' Illustrates technique for measuring temperature by measuring t_low
' of external 555 and mapping this into an address of an external 
' EEPROM. The temperature is read from the EEPROM, converted to BCD 
' and output serially to an external terminal.
' Program continually loops with 5 sec pause.
' Pins 0, 1 and 2 are used for control of the external EEPROM and
' correspond to CS, CLK and DI, respectively.  DO on the external EEPROM
' is read on Pin6.
' Pin7 is used to read the 555 timer.
' Pin3 is used as a serial output.
' Pin4 and Pin5 are not used.
' Peter H. Anderson, MSU, Dec 20, '96

symbol ticks = w0
symbol temp = w0
symbol outdata = w0
symbol t_f = w0
symbol n = b2
symbol adr = b3
symbol data = b4

symbol hunds = b2
symbol tens = b3
symbol units = b4
symbol tenths = b5

symbol cs = pin0
symbol clk = pin1
symbol out_d = pin2
symbol in_d = pin6

dirs = %00001111
pins = %00000000

     pulsin 7, 0, ticks  'measure the t_low
     debug ticks
     tmp = ticks-820     'adr=(ticks-820)/25
'    debug adr
     outdata = $c00+adr  'to read from EEPROM
'    debug outdata

     gosub read_eeprom   'read data from EEPROM
     gosub calc_temp     'and calculate temperature

'    debug t_f
     gosub display_t_f   'display temperature on external terminal
     pause 5000
     goto main

     cs = 0
     clk = 0
     out_d = 0

     cs  = 1
     for n=0 to 11  ' serially shift out command to EEPROM to read
        out_d = outdata/%100000000000
        pulsout 1, 3
        outdata = outdata * 2
     gosub get_data ' now read the EEPROM
     cs = 0
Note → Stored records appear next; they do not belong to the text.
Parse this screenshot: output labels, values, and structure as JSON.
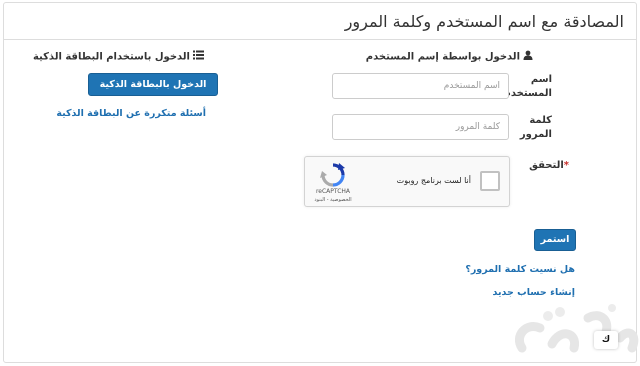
{
  "header": {
    "title": "المصادقة مع اسم المستخدم وكلمة المرور"
  },
  "username_login": {
    "heading": "الدخول بواسطة إسم المستخدم",
    "heading_icon": "user-icon",
    "username_label": "اسم المستخدم",
    "username_placeholder": "اسم المستخدم",
    "username_value": "",
    "password_label": "كلمة المرور",
    "password_placeholder": "كلمة المرور",
    "password_value": "",
    "verify_label": "التحقق",
    "required_mark": "*",
    "captcha": {
      "checkbox_text": "أنا لست برنامج روبوت",
      "brand": "reCAPTCHA",
      "terms": "الخصوصية - البنود",
      "checked": false
    },
    "continue_button": "استمر",
    "forgot_password_link": "هل نسيت كلمة المرور؟",
    "create_account_link": "إنشاء حساب جديد"
  },
  "smartcard_login": {
    "heading": "الدخول باستخدام البطاقة الذكية",
    "heading_icon": "list-icon",
    "login_button": "الدخول بالبطاقة الذكية",
    "faq_link": "أسئلة متكررة عن البطاقة الذكية"
  },
  "watermark": {
    "button_label": "ك"
  },
  "colors": {
    "primary_button": "#1f74b4",
    "link": "#1f6fb0",
    "required": "#c9302c",
    "border": "#dddddd"
  }
}
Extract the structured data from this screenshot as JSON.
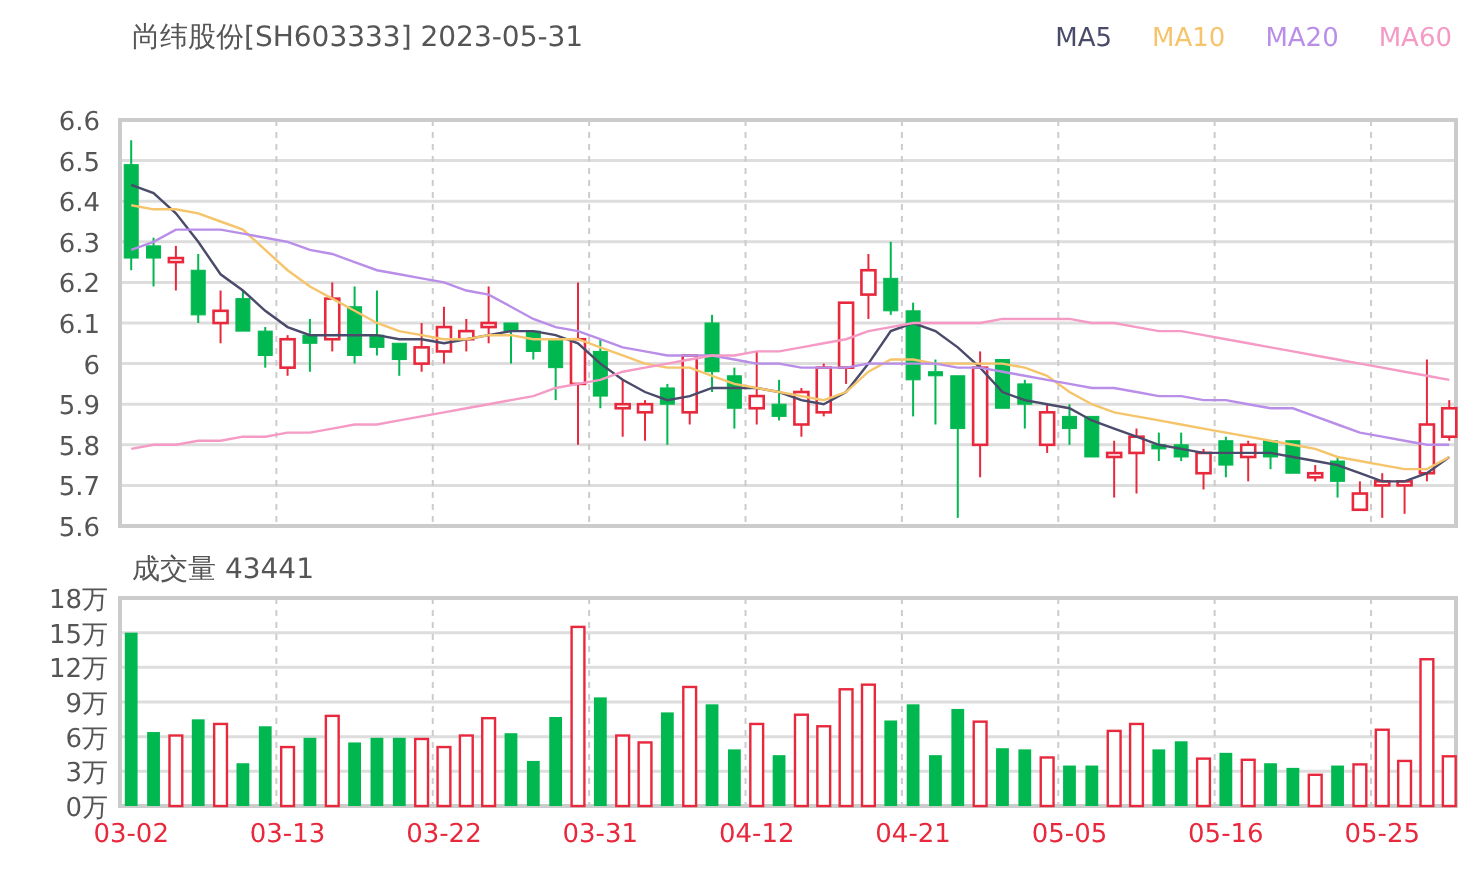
{
  "title": "尚纬股份[SH603333] 2023-05-31",
  "price_chart": {
    "chart_data": {
      "type": "candlestick",
      "grid": true,
      "ylim": [
        5.6,
        6.6
      ],
      "yticks": [
        5.6,
        5.7,
        5.8,
        5.9,
        6,
        6.1,
        6.2,
        6.3,
        6.4,
        6.5,
        6.6
      ],
      "ohlc": [
        [
          6.49,
          6.55,
          6.23,
          6.26
        ],
        [
          6.29,
          6.31,
          6.19,
          6.26
        ],
        [
          6.25,
          6.29,
          6.18,
          6.26
        ],
        [
          6.23,
          6.27,
          6.1,
          6.12
        ],
        [
          6.1,
          6.18,
          6.05,
          6.13
        ],
        [
          6.16,
          6.18,
          6.08,
          6.08
        ],
        [
          6.08,
          6.09,
          5.99,
          6.02
        ],
        [
          5.99,
          6.07,
          5.97,
          6.06
        ],
        [
          6.07,
          6.11,
          5.98,
          6.05
        ],
        [
          6.06,
          6.2,
          6.03,
          6.16
        ],
        [
          6.14,
          6.19,
          6.0,
          6.02
        ],
        [
          6.07,
          6.18,
          6.02,
          6.04
        ],
        [
          6.05,
          6.05,
          5.97,
          6.01
        ],
        [
          6.0,
          6.1,
          5.98,
          6.04
        ],
        [
          6.03,
          6.14,
          6.0,
          6.09
        ],
        [
          6.06,
          6.11,
          6.03,
          6.08
        ],
        [
          6.09,
          6.19,
          6.05,
          6.1
        ],
        [
          6.1,
          6.1,
          6.0,
          6.08
        ],
        [
          6.08,
          6.08,
          6.01,
          6.03
        ],
        [
          6.06,
          6.06,
          5.91,
          5.99
        ],
        [
          5.95,
          6.2,
          5.8,
          6.06
        ],
        [
          6.03,
          6.06,
          5.89,
          5.92
        ],
        [
          5.89,
          5.96,
          5.82,
          5.9
        ],
        [
          5.88,
          5.91,
          5.81,
          5.9
        ],
        [
          5.94,
          5.95,
          5.8,
          5.9
        ],
        [
          5.88,
          6.02,
          5.85,
          6.02
        ],
        [
          6.1,
          6.12,
          5.93,
          5.98
        ],
        [
          5.97,
          5.99,
          5.84,
          5.89
        ],
        [
          5.89,
          6.03,
          5.85,
          5.92
        ],
        [
          5.9,
          5.96,
          5.86,
          5.87
        ],
        [
          5.85,
          5.94,
          5.82,
          5.93
        ],
        [
          5.88,
          6.0,
          5.87,
          5.99
        ],
        [
          5.99,
          6.15,
          5.95,
          6.15
        ],
        [
          6.17,
          6.27,
          6.11,
          6.23
        ],
        [
          6.21,
          6.3,
          6.12,
          6.13
        ],
        [
          6.13,
          6.15,
          5.87,
          5.96
        ],
        [
          5.98,
          6.01,
          5.85,
          5.97
        ],
        [
          5.97,
          5.97,
          5.62,
          5.84
        ],
        [
          5.8,
          6.03,
          5.72,
          5.99
        ],
        [
          6.01,
          6.01,
          5.89,
          5.89
        ],
        [
          5.95,
          5.96,
          5.84,
          5.9
        ],
        [
          5.8,
          5.9,
          5.78,
          5.88
        ],
        [
          5.87,
          5.9,
          5.8,
          5.84
        ],
        [
          5.87,
          5.87,
          5.77,
          5.77
        ],
        [
          5.77,
          5.81,
          5.67,
          5.78
        ],
        [
          5.78,
          5.84,
          5.68,
          5.82
        ],
        [
          5.8,
          5.83,
          5.76,
          5.79
        ],
        [
          5.8,
          5.83,
          5.76,
          5.77
        ],
        [
          5.73,
          5.79,
          5.69,
          5.78
        ],
        [
          5.81,
          5.82,
          5.72,
          5.75
        ],
        [
          5.77,
          5.81,
          5.71,
          5.8
        ],
        [
          5.81,
          5.81,
          5.74,
          5.77
        ],
        [
          5.81,
          5.81,
          5.73,
          5.73
        ],
        [
          5.72,
          5.75,
          5.71,
          5.73
        ],
        [
          5.76,
          5.77,
          5.67,
          5.71
        ],
        [
          5.64,
          5.71,
          5.64,
          5.68
        ],
        [
          5.7,
          5.73,
          5.62,
          5.71
        ],
        [
          5.7,
          5.71,
          5.63,
          5.71
        ],
        [
          5.73,
          6.01,
          5.71,
          5.85
        ],
        [
          5.82,
          5.91,
          5.81,
          5.89
        ]
      ],
      "series": [
        {
          "name": "MA5",
          "type": "line",
          "color": "#4a4a6a",
          "values": [
            6.44,
            6.42,
            6.37,
            6.3,
            6.22,
            6.18,
            6.13,
            6.09,
            6.07,
            6.07,
            6.07,
            6.07,
            6.06,
            6.06,
            6.05,
            6.06,
            6.07,
            6.08,
            6.08,
            6.07,
            6.05,
            6.0,
            5.96,
            5.93,
            5.91,
            5.92,
            5.94,
            5.94,
            5.94,
            5.93,
            5.91,
            5.9,
            5.93,
            6.0,
            6.08,
            6.1,
            6.08,
            6.04,
            5.99,
            5.93,
            5.91,
            5.9,
            5.89,
            5.86,
            5.84,
            5.82,
            5.8,
            5.79,
            5.78,
            5.78,
            5.78,
            5.78,
            5.77,
            5.76,
            5.75,
            5.73,
            5.71,
            5.71,
            5.73,
            5.77
          ]
        },
        {
          "name": "MA10",
          "type": "line",
          "color": "#f5c46b",
          "values": [
            6.39,
            6.38,
            6.38,
            6.37,
            6.35,
            6.33,
            6.28,
            6.23,
            6.19,
            6.16,
            6.13,
            6.1,
            6.08,
            6.07,
            6.06,
            6.06,
            6.07,
            6.07,
            6.06,
            6.06,
            6.06,
            6.04,
            6.02,
            6.0,
            5.99,
            5.99,
            5.97,
            5.95,
            5.94,
            5.93,
            5.92,
            5.91,
            5.93,
            5.98,
            6.01,
            6.01,
            6.0,
            6.0,
            6.0,
            6.0,
            5.99,
            5.97,
            5.93,
            5.9,
            5.88,
            5.87,
            5.86,
            5.85,
            5.84,
            5.83,
            5.82,
            5.81,
            5.8,
            5.79,
            5.77,
            5.76,
            5.75,
            5.74,
            5.74,
            5.77
          ]
        },
        {
          "name": "MA20",
          "type": "line",
          "color": "#b98ee8",
          "values": [
            6.28,
            6.3,
            6.33,
            6.33,
            6.33,
            6.32,
            6.31,
            6.3,
            6.28,
            6.27,
            6.25,
            6.23,
            6.22,
            6.21,
            6.2,
            6.18,
            6.17,
            6.14,
            6.11,
            6.09,
            6.08,
            6.06,
            6.04,
            6.03,
            6.02,
            6.02,
            6.02,
            6.01,
            6.0,
            6.0,
            5.99,
            5.99,
            5.99,
            6.0,
            6.0,
            6.0,
            6.0,
            5.99,
            5.99,
            5.98,
            5.97,
            5.96,
            5.95,
            5.94,
            5.94,
            5.93,
            5.92,
            5.92,
            5.91,
            5.91,
            5.9,
            5.89,
            5.89,
            5.87,
            5.85,
            5.83,
            5.82,
            5.81,
            5.8,
            5.8
          ]
        },
        {
          "name": "MA60",
          "type": "line",
          "color": "#f59ac4",
          "values": [
            5.79,
            5.8,
            5.8,
            5.81,
            5.81,
            5.82,
            5.82,
            5.83,
            5.83,
            5.84,
            5.85,
            5.85,
            5.86,
            5.87,
            5.88,
            5.89,
            5.9,
            5.91,
            5.92,
            5.94,
            5.95,
            5.96,
            5.98,
            5.99,
            6.0,
            6.01,
            6.02,
            6.02,
            6.03,
            6.03,
            6.04,
            6.05,
            6.06,
            6.08,
            6.09,
            6.1,
            6.1,
            6.1,
            6.1,
            6.11,
            6.11,
            6.11,
            6.11,
            6.1,
            6.1,
            6.09,
            6.08,
            6.08,
            6.07,
            6.06,
            6.05,
            6.04,
            6.03,
            6.02,
            6.01,
            6.0,
            5.99,
            5.98,
            5.97,
            5.96
          ]
        }
      ]
    }
  },
  "volume_panel": {
    "title": "成交量 43441",
    "chart_data": {
      "type": "bar",
      "grid": true,
      "ylim": [
        0,
        18
      ],
      "categories": [
        "03-02",
        null,
        null,
        null,
        null,
        null,
        null,
        "03-13",
        null,
        null,
        null,
        null,
        null,
        null,
        "03-22",
        null,
        null,
        null,
        null,
        null,
        null,
        "03-31",
        null,
        null,
        null,
        null,
        null,
        null,
        "04-12",
        null,
        null,
        null,
        null,
        null,
        null,
        "04-21",
        null,
        null,
        null,
        null,
        null,
        null,
        "05-05",
        null,
        null,
        null,
        null,
        null,
        null,
        "05-16",
        null,
        null,
        null,
        null,
        null,
        null,
        "05-25",
        null,
        null,
        null
      ],
      "yticks": [
        {
          "value": 0,
          "label": "0万"
        },
        {
          "value": 3,
          "label": "3万"
        },
        {
          "value": 6,
          "label": "6万"
        },
        {
          "value": 9,
          "label": "9万"
        },
        {
          "value": 12,
          "label": "12万"
        },
        {
          "value": 15,
          "label": "15万"
        },
        {
          "value": 18,
          "label": "18万"
        }
      ],
      "values": [
        15.0,
        6.4,
        6.1,
        7.5,
        7.1,
        3.7,
        6.9,
        5.1,
        5.9,
        7.8,
        5.5,
        5.9,
        5.9,
        5.8,
        5.1,
        6.1,
        7.6,
        6.3,
        3.9,
        7.7,
        15.5,
        9.4,
        6.1,
        5.5,
        8.1,
        10.3,
        8.8,
        4.9,
        7.1,
        4.4,
        7.9,
        6.9,
        10.1,
        10.5,
        7.4,
        8.8,
        4.4,
        8.4,
        7.3,
        5.0,
        4.9,
        4.2,
        3.5,
        3.5,
        6.5,
        7.1,
        4.9,
        5.6,
        4.1,
        4.6,
        4.0,
        3.7,
        3.3,
        2.7,
        3.5,
        3.6,
        6.6,
        3.9,
        12.7,
        4.3
      ]
    }
  }
}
get_data:           'fetch the 8-bits from EEPROM, most sig first
     data = 0
     for n = 0 to 7
        data = data * 2
        pulsout 1, 3
        if in_d = 0 then L2
        data = data + 1

     t_f = data * 4 'calculate T_f from data read from EEPROM

     gosub convert_bcd   'convert to BCD
     gosub out_ser       'and output to serial terminal


     hunds = t_f / 1000 + "0" 'note that hunds is ASCII char
     t_f = t_f // 1000

     tens = t_f / 100 + "0"
     t_f = t_f // 100

     units = t_f / 10 + "0"
     tenths = t_f //10


     serout 3, N2400, (hunds, tens, units, ".", tenths, "$0a","$0d")


All of this assumes the thermistor is precisely 50 Kohms at 25 degrees C, and that the value of the capacitor is precisely 0.47 uFd.

However life is never that way. However, you need not generate a new lookup table.

Assume, you know a temperature is 74.3 degrees. Note that in the spread sheet t_therm.dat, this corresponds to a t_low of 1780 ticks. However, when using your Stamp and thermistor arrangement, you note that the Stamp is reporting 1320 ticks which corresponds to 84.0 degrees.

All that is required is to adjust the number of ticks to report the correct temperature by multiplying by a "fudge", 1320 / 1780 = 0.74157. By fooling with a few ratios you should be able to quickly find something that is close. I didn't fool too long a nd found that 23/31 = 0.74193. Perhaps if I had fooled a bit more, I could have found something closer.

Thus, the revised code;

     pulsin 7, 0, ticks  'measure the t_low
     debug ticks
     adjusted_ticks = ticks * 29/31
     adjusted_ticks = ticks / 5 * 29 / 31 * 5
     tmp = adjusted_ticks-820 'adr=(ticks-820)/25
     debug adr
     outdata = $c00+adr  'to read from EEPROM

Note that I didn't quite simply multiply by 29 and then divide by 31. Rather, I noted that the largest value of "ticks" is nominally 7000 and to multiply by 29 would exceed the capability of the Stamp (65,535). Thus, I first divided by 5 to avoid this, and finally multiplied by 5. Admittedly, there is some truncation error in doing this, but then again, the resolution in the example which was presented is limited to 25.